** ACTIVITY **
Scan the data below for lines holding the word "options", and copy each line found.

Stored items from a collection:
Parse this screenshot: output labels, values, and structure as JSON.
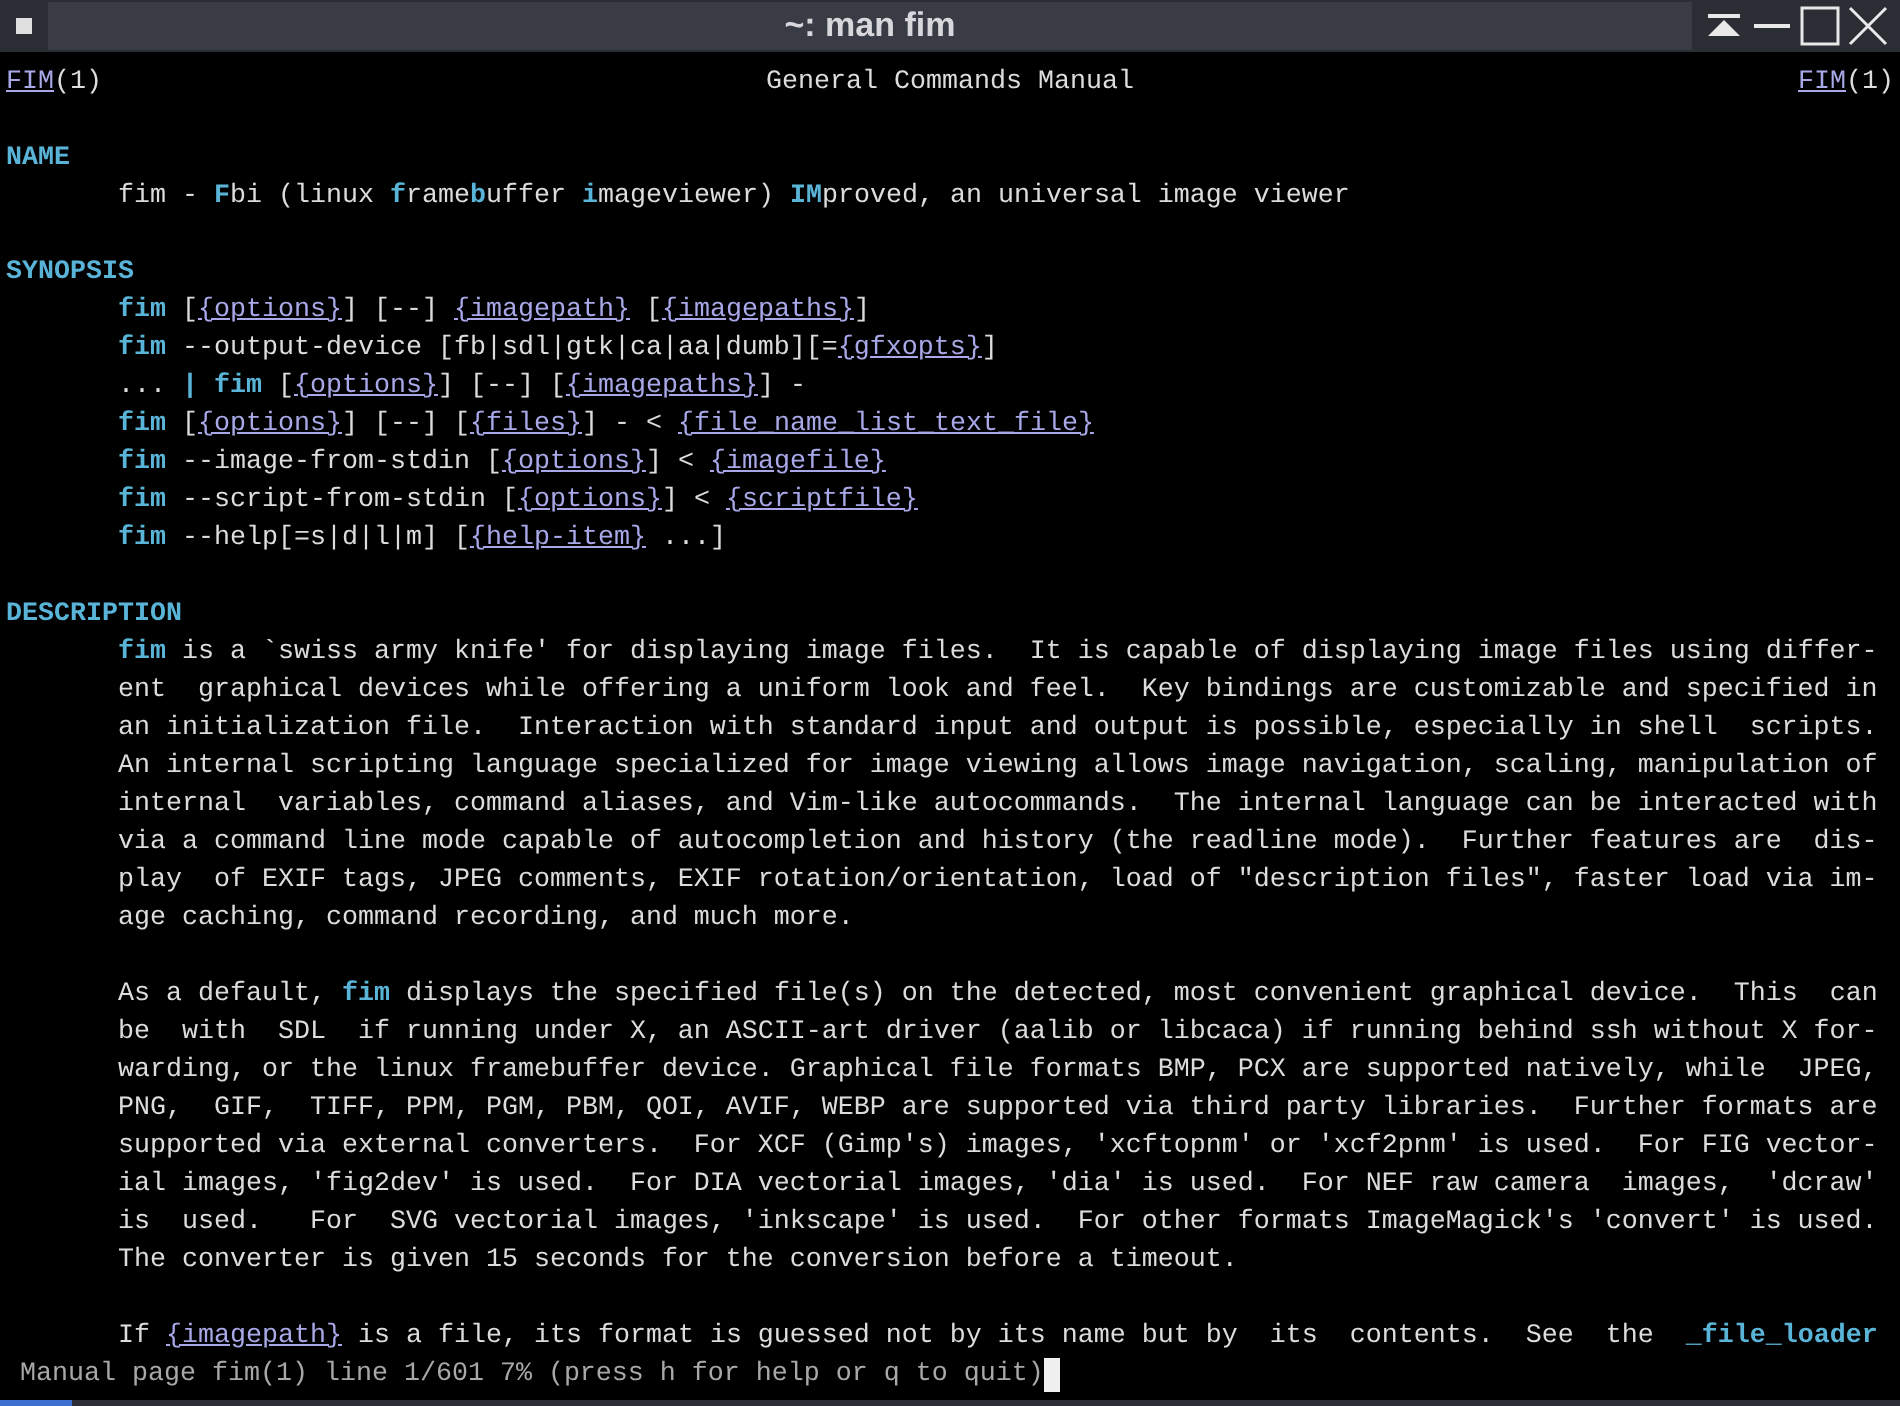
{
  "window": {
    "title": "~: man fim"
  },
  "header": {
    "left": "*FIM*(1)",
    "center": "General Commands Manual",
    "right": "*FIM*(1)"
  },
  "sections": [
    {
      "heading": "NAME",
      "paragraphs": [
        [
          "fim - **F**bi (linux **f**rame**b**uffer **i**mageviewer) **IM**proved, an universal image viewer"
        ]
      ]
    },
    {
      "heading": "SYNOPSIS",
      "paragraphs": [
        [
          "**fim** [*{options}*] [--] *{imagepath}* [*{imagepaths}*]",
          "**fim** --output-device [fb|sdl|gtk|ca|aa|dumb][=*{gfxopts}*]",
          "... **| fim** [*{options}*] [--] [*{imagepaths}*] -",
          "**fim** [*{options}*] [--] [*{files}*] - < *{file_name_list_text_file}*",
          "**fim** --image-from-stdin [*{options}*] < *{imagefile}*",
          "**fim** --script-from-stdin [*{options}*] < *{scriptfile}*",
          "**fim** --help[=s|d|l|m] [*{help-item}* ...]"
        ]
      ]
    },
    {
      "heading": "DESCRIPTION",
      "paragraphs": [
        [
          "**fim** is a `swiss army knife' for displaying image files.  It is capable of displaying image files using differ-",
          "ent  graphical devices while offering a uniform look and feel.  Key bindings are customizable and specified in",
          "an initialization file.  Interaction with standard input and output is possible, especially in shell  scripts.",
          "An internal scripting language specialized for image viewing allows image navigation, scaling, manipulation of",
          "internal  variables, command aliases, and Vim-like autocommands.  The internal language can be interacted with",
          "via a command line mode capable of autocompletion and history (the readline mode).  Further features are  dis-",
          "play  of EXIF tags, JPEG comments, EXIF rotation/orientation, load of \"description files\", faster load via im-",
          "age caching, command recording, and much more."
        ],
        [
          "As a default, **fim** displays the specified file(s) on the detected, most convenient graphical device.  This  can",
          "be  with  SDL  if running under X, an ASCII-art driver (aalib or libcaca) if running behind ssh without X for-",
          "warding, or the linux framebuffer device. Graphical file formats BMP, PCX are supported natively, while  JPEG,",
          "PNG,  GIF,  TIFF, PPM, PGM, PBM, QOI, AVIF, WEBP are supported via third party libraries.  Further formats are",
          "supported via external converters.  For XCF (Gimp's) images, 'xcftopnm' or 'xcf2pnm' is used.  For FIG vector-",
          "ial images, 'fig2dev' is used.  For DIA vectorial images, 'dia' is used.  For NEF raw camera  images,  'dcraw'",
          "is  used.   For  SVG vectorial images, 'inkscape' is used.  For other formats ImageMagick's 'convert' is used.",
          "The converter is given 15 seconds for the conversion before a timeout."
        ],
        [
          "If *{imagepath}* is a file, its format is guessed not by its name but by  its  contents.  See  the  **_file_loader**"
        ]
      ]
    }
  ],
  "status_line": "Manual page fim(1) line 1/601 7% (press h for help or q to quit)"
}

** TASK ANSWER **
          "**fim** [*{options}*] [--] *{imagepath}* [*{imagepaths}*]",
          "... **| fim** [*{options}*] [--] [*{imagepaths}*] -",
          "**fim** [*{options}*] [--] [*{files}*] - < *{file_name_list_text_file}*",
          "**fim** --image-from-stdin [*{options}*] < *{imagefile}*",
          "**fim** --script-from-stdin [*{options}*] < *{scriptfile}*",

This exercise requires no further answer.